Not meaning anything against you (Cain), here, but I think the example in your question gets mileage out of a fudge.
If we assume that killing an animal and eating its meat is not morally wrong, then the whole scenario is devoid of moral content.
If, conversely, we assume that killing an animal and eating its meat is morally wrong — perhaps the same in kind but not in degree, as doing this to another person (human being) — then… I venture that it is fairly obvious what one would think of someone pulling a chunk of human thigh meat out of the freezer and eating it (the question of whether or not the person in question suffered being important but tangental).
My own view — informed by my world view and sub-beliefs — is that eating (animal) meat is not how it would be in an ideal world, but is okay in this particular world as it is. Of course, I would think it terrible if the pertinent animals were subject to needless suffering (and, rightly or wrongly, I would be more concerned about a cow than about a fly).
Thinking of the question of whether or not eating meat is morally wrong… although philosophers seek to argue through to positions that their opponents must accept (and this is a worthy pursuit), it is nonetheless obviously true that … not only one’s starting position, but also how one builds on it, is very much a function of one’s world view.
As for your original question…
We need here to draw a distinction between the natural and immediate consequences of an action, and consequences that might arise in some particular situation. The former is the content of the moral principle in question. To kill someone is morally wrong precisely because they end up dead; this is definitive of the concept of killing someone.
Beyond that, there is the interesting field of ethical dilemmas (which I take to include situations of that sort that are hardly any sort of dilemma).
Borrowing the extreme example of User6726… turning on a light is not morally wrong, but it is theoretically possible that a situation obtain in which doing that would result in a death (and the tangental questions around the contingency that the subject does or does not know this).
In the case of this extreme example, it is quite obvious that, if indeed one did know that flicking the light switch would result in a death, it would be definitely morally wrong to do so. Again, this is an extreme example of ethical dilemma; in such cases, there are no implications for the moral value of turning on a light.
That suggests a discussion about consequentialism. This is a difficulty for consequentialism (which, I think I can safely say, defines moral wrong as pertaining to situations, rather than to universal principles); if we do not believe beforehand that killing people is wrong (or that doing to people things that they strongly dislike is wrong)… it is difficult to argue that a particular act in a particular situation is wrong on the grounds that it involves killing someone. (Alternatively, we simply have a moral principle that hurting people is morally wrong, and the rest is situational detail.) [I could possibly have quoted a source for this line of argument in the past. It is a basic, early objection against consequentialism.]

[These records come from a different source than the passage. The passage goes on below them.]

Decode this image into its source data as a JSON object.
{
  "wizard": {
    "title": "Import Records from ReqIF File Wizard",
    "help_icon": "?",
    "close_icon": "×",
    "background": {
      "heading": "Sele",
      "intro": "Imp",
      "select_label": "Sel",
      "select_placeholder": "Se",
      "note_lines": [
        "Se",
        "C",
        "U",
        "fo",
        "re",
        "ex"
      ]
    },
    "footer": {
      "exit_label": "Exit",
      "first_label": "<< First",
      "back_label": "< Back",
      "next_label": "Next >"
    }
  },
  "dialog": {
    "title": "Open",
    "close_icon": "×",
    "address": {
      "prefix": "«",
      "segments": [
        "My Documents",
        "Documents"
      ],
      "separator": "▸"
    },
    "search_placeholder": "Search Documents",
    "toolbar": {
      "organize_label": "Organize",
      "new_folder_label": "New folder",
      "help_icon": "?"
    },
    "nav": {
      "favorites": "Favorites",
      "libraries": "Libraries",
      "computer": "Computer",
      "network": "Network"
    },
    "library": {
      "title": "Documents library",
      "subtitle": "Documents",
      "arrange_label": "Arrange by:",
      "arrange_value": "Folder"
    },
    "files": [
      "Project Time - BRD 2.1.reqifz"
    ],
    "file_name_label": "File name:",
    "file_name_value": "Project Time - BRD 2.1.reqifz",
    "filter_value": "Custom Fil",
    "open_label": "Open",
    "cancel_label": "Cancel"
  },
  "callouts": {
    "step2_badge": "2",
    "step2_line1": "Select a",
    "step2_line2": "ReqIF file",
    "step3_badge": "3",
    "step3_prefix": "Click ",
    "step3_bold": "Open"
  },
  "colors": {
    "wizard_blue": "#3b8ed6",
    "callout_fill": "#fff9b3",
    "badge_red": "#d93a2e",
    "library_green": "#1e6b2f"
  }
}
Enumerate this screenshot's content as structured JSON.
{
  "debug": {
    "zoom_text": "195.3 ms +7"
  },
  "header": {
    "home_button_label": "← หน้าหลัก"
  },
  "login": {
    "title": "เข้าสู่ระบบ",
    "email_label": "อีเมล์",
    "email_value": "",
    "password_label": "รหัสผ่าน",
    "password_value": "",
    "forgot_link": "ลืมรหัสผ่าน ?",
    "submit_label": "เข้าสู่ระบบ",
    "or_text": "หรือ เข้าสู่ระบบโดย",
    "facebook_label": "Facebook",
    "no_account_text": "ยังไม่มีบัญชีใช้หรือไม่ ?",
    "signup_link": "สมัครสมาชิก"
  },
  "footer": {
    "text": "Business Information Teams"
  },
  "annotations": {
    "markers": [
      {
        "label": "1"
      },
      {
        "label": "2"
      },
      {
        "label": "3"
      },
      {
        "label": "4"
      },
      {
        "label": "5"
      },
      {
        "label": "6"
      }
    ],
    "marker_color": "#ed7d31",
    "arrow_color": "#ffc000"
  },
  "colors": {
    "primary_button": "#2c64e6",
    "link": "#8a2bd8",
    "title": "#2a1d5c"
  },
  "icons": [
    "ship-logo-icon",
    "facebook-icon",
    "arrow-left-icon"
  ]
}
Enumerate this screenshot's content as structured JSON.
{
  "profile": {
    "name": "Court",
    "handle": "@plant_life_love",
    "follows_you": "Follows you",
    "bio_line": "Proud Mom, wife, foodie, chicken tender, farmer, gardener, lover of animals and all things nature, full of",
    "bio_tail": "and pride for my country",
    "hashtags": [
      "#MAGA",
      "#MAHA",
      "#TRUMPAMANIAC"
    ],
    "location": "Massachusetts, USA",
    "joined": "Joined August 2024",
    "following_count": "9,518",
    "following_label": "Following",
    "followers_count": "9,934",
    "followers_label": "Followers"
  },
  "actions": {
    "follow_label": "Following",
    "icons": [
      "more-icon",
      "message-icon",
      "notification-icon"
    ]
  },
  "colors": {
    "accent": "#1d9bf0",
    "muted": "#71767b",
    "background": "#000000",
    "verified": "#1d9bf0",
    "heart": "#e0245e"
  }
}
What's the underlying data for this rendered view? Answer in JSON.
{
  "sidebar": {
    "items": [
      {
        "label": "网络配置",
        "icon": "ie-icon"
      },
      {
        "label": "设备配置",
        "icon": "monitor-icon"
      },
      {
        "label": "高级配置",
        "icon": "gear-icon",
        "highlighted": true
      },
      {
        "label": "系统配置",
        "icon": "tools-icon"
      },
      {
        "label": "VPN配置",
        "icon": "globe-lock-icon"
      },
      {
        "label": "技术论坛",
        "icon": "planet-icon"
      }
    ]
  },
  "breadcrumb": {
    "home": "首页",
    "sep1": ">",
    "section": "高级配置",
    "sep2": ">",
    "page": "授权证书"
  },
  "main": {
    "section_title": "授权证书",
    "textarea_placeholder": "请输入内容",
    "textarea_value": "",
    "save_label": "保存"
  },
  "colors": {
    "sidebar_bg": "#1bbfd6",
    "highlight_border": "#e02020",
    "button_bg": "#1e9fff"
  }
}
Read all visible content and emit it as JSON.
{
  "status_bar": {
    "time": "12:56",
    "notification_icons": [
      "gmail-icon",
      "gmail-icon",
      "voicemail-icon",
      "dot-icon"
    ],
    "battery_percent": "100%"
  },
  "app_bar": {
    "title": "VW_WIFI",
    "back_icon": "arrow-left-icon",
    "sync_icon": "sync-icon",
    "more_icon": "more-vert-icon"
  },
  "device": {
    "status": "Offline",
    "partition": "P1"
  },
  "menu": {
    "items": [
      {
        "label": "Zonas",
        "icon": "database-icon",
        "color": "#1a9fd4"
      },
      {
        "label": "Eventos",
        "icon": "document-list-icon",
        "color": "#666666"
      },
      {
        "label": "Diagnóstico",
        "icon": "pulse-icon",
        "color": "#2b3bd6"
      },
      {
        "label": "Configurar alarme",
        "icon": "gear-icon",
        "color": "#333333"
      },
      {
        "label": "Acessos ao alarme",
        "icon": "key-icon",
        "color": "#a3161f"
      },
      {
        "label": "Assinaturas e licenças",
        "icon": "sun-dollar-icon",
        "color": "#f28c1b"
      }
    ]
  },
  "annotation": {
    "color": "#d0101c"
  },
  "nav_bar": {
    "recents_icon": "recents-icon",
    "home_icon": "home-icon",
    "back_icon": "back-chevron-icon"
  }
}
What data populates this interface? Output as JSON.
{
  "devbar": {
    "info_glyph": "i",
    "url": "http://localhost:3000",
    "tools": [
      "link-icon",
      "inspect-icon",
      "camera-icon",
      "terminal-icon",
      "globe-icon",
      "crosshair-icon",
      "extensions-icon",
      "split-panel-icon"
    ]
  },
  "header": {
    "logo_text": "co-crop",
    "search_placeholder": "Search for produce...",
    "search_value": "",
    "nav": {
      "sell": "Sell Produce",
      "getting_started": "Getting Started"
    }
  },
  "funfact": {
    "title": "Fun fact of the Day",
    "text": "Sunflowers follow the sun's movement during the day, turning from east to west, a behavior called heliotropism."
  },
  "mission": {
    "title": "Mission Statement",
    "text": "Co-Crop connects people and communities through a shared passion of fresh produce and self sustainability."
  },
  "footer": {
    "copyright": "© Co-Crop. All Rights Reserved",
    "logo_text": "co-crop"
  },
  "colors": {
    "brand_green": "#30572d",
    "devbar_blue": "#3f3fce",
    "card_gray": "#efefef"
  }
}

Having said all that… it seems that your question is (perhaps) really about whether someone who is involved in, but more distant from, an evil act is less guilty. To think about this, we need an example in which someone does something that is immediately wrong, and presumably benefits from this, and someone else also benefits from it through endorsing it.
If we assume that the second someone benefits just as much as the original evil-doer, then an example might be that there are two people who stand to gain a lot of money by killing someone; one does the killing and both benefit. My intuition, in this case, is that both are guilty of the killing, but that we tend to assume that the one who was not directly involved did not quite have the stomach for it and is slightly less morally depraved (but we do not actually know whether they are or not).
Thinking of an example in which someone is more distant from an evil act, but still involved, is not so easy. (Also, I am not very good at thinking of examples.) A group of people physically attacking someone does not work, because each one participates directly, to a lesser or greater degree.
I am thinking that it is actually not logical to have someone somehow distant from an evil act, but still personally responsible for the act being done. It is possible to be in a position to benefit from an evil deed that is simply a past event into which one has no input, but that is a distinct question.
The example of the feudal Lord is interesting, but I think is obscured behind the fact that the Lord is ostensibly executing justice as a qualified political persona.
I am inclined to think that there is indeed no type of case in which one is responsible for an evil act, but distant from it in some way that retains the moral responsibility but somehow decreases it according to the postulated “distance” (and that it is not merely that I can not think of an example).